• **ASSIGNMENT**
When a line contains the string "data", it counts once; give the total of such lines in the entries below and nothing else.

• **RECORDS SHOWN**
######
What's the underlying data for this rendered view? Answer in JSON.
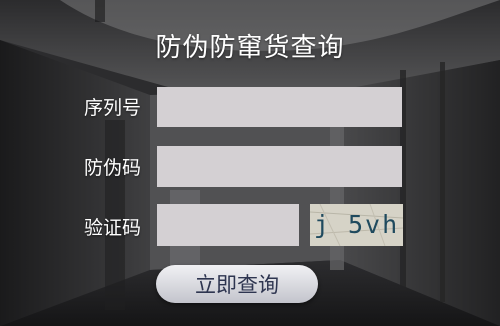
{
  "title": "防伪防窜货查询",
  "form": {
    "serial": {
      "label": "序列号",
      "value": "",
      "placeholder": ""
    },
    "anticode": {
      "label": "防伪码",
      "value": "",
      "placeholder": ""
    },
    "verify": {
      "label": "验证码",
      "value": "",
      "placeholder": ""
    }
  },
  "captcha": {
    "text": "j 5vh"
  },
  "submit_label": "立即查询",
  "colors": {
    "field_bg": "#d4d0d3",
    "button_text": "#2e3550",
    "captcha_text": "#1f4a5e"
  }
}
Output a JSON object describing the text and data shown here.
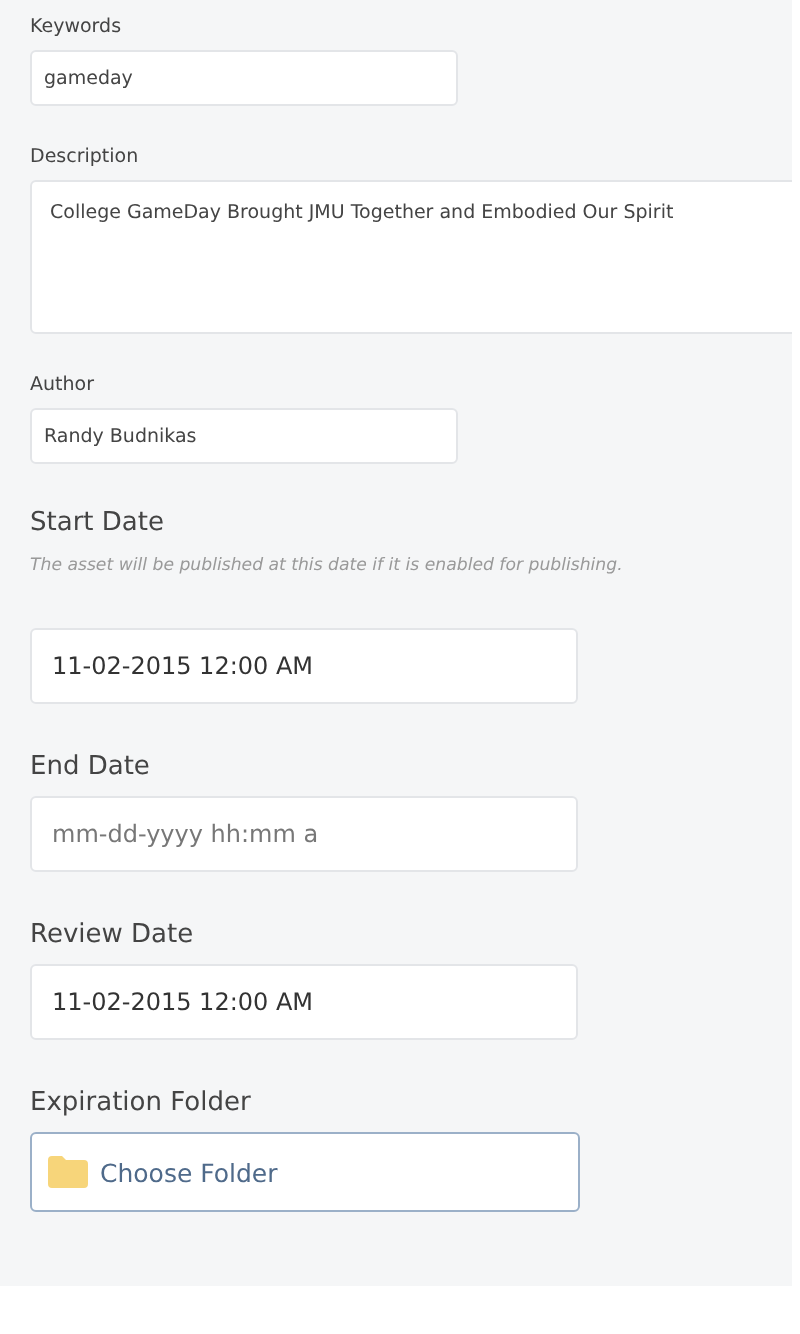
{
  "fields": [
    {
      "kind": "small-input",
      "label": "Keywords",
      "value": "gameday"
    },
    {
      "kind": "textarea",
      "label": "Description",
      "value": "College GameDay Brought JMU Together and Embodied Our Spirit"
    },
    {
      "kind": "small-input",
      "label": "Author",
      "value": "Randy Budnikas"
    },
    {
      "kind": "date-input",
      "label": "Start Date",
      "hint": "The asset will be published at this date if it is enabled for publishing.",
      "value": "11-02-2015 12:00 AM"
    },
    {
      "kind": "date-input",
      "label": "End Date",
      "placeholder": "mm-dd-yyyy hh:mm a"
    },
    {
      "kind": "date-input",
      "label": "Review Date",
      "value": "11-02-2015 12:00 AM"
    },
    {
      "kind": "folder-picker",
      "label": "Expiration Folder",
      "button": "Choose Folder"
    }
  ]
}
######
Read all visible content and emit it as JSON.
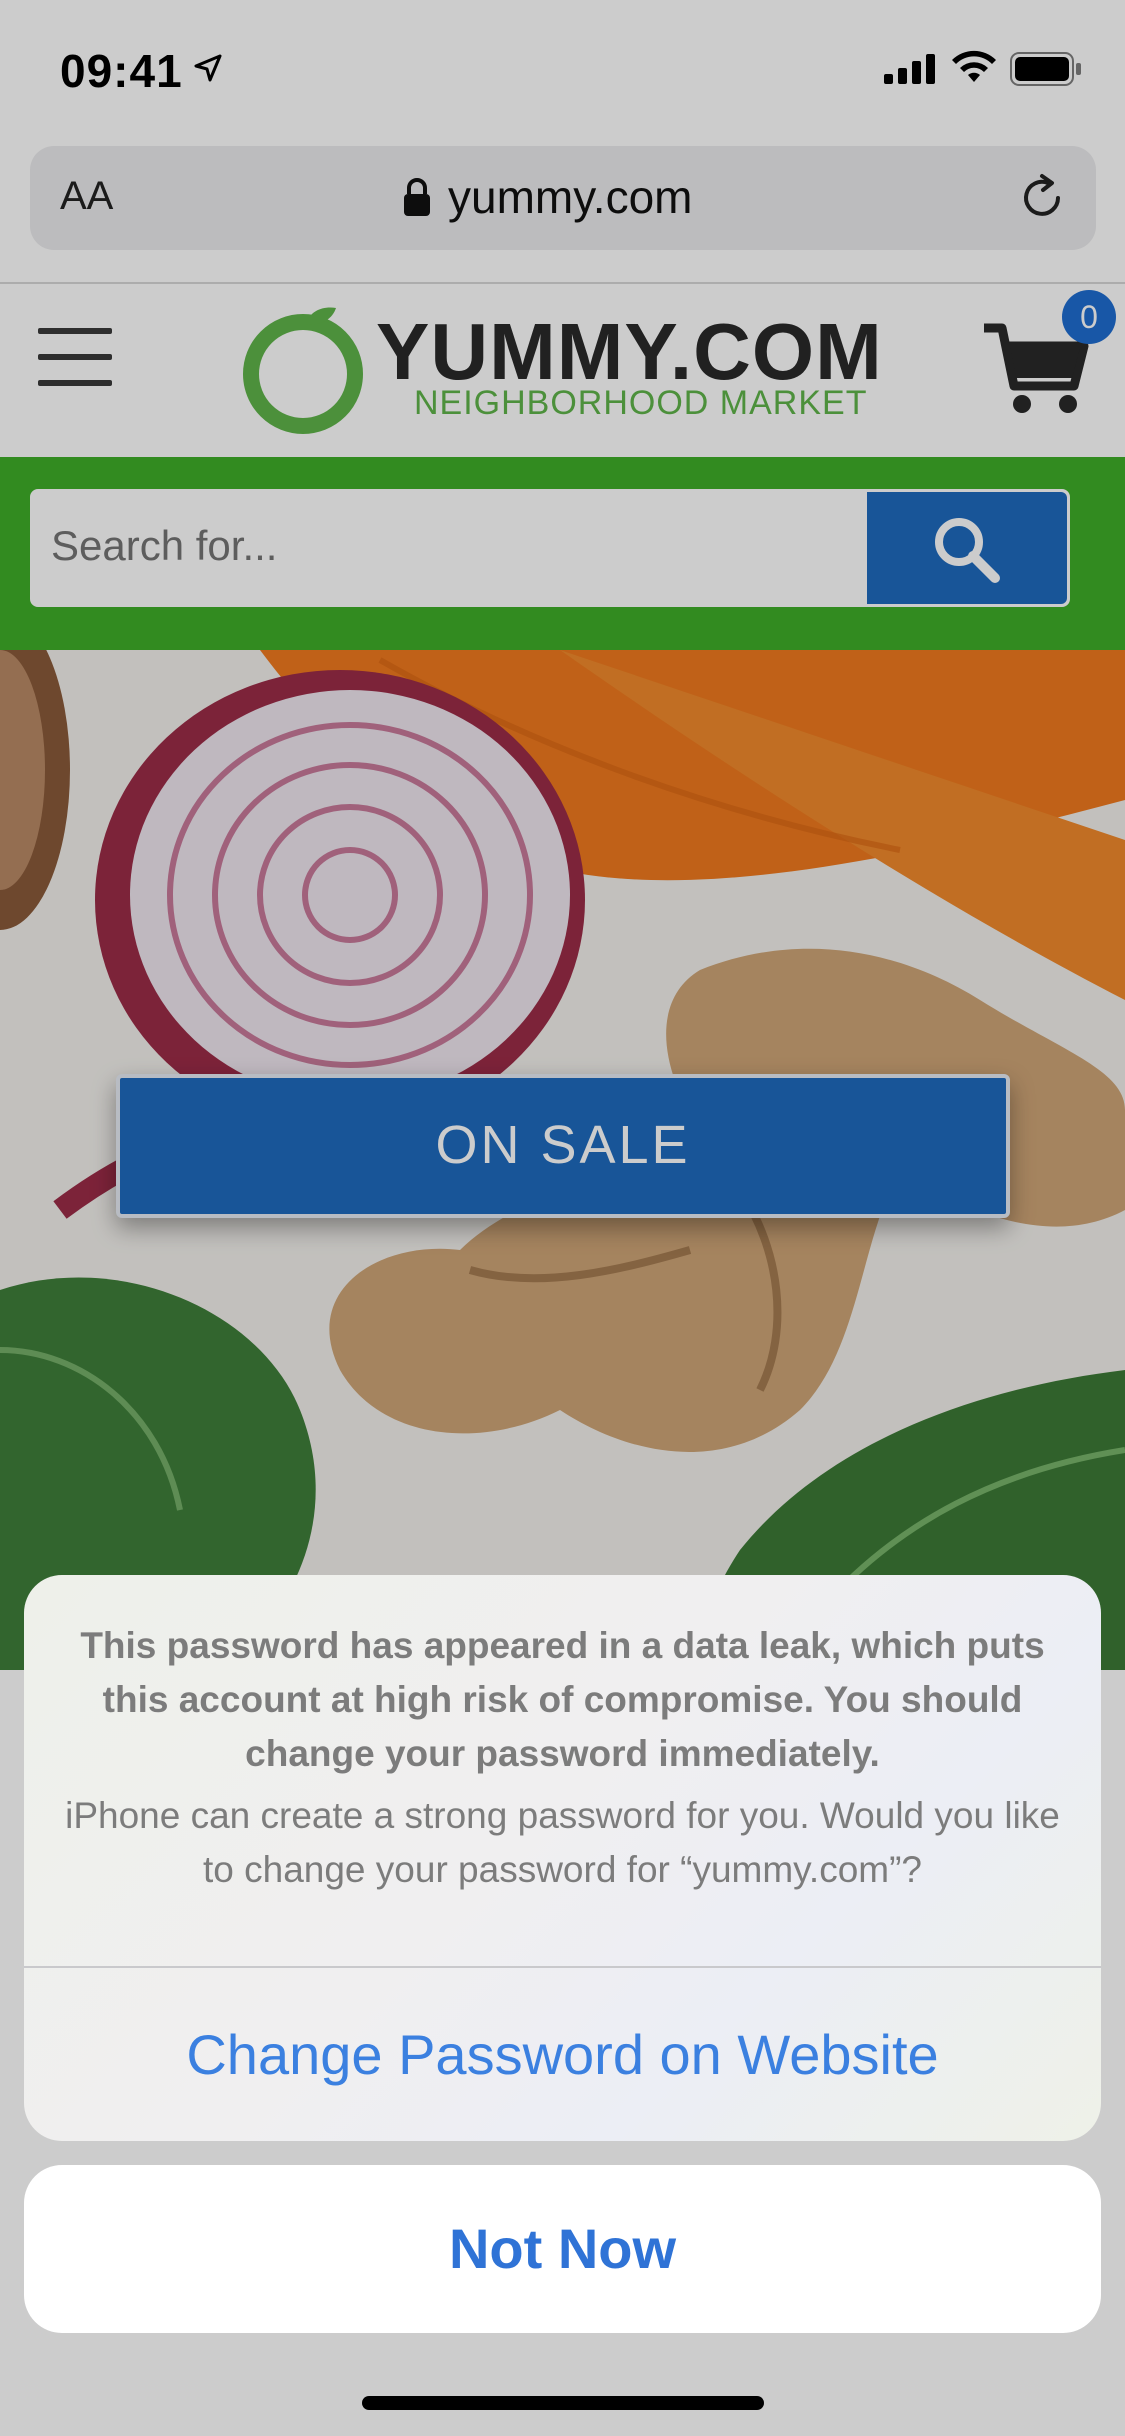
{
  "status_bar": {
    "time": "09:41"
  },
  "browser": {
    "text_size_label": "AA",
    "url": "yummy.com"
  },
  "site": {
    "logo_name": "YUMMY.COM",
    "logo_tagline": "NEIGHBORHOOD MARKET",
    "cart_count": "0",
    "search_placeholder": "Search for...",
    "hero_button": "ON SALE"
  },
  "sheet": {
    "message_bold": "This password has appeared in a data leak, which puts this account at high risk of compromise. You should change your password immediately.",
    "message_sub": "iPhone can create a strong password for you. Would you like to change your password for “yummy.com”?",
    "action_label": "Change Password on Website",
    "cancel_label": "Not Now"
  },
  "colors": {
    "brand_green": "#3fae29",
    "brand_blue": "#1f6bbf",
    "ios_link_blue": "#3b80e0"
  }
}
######
• **FINAL ANSWER**
3